In the entries below, how many lines contain the word "Elango"? State the number and nothing more.

Source records:
____
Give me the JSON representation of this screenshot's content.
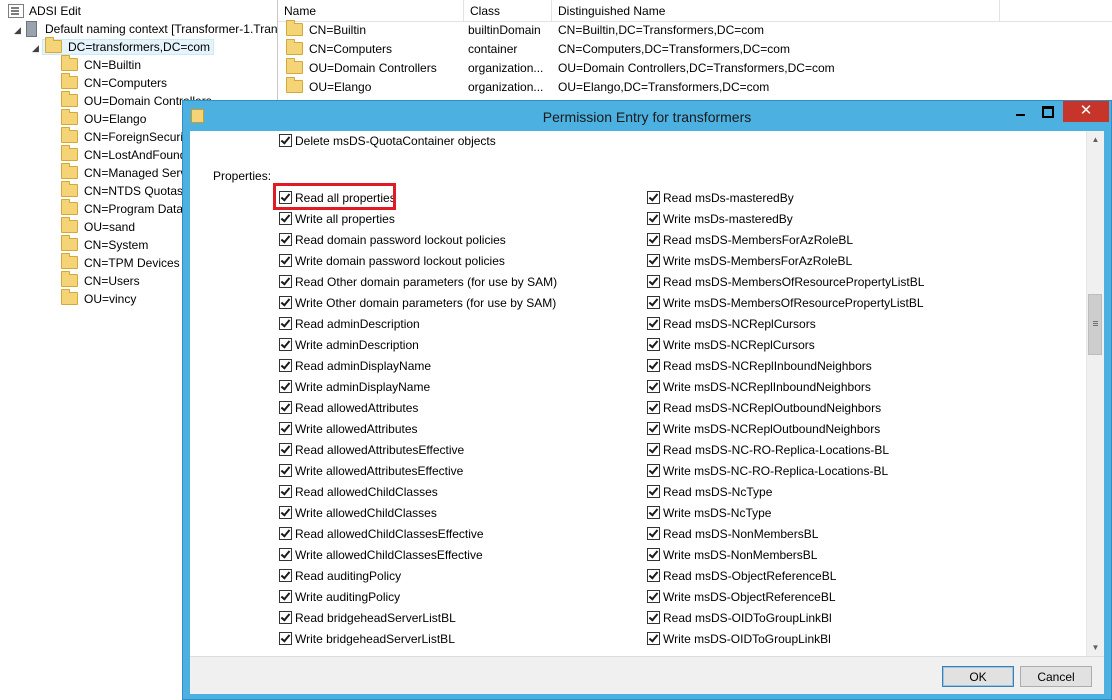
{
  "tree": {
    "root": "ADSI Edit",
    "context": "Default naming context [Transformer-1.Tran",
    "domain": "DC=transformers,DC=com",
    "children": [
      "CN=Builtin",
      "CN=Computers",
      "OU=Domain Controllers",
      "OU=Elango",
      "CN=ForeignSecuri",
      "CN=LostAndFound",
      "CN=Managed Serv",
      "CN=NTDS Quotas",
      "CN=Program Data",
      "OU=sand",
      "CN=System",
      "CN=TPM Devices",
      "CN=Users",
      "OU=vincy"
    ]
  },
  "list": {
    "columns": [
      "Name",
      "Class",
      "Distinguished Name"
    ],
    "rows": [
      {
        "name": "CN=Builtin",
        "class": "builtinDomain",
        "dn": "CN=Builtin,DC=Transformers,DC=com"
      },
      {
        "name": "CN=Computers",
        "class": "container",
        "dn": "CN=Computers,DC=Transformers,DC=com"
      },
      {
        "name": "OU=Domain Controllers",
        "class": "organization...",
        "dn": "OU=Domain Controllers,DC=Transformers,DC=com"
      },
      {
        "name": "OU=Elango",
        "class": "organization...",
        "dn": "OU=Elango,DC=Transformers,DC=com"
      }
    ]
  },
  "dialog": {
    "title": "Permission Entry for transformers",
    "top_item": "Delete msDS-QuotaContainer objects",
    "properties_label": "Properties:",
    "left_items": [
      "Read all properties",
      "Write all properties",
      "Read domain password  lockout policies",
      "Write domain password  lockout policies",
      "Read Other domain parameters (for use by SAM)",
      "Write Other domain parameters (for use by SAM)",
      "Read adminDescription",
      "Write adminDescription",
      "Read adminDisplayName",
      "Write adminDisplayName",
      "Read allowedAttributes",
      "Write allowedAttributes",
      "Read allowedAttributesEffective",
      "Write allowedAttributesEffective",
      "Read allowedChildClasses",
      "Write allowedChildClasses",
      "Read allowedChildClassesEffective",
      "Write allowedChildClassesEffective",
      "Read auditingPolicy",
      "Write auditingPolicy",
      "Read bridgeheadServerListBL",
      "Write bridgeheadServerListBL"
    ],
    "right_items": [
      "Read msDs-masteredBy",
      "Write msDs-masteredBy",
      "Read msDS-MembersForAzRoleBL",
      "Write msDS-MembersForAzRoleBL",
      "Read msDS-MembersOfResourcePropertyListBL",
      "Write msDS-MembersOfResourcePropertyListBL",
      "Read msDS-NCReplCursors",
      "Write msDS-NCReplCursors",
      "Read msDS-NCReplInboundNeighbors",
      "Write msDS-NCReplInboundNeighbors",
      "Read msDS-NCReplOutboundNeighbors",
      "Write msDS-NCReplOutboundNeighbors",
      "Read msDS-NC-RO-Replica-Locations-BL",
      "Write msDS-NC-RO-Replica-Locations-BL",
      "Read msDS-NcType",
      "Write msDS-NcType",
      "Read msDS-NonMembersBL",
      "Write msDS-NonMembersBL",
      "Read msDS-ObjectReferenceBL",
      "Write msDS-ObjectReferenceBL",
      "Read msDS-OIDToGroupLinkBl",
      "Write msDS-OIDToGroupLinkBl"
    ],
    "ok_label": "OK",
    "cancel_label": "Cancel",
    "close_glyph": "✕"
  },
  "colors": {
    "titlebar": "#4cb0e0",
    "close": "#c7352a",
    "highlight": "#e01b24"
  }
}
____
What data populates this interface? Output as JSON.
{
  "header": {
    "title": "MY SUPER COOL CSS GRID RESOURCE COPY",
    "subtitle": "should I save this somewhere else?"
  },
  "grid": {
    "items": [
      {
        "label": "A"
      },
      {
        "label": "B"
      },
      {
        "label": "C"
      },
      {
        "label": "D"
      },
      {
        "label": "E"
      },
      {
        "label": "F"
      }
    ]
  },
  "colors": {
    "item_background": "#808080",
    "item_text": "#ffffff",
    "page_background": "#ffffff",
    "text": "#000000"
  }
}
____
● **Solution for this exercise**
3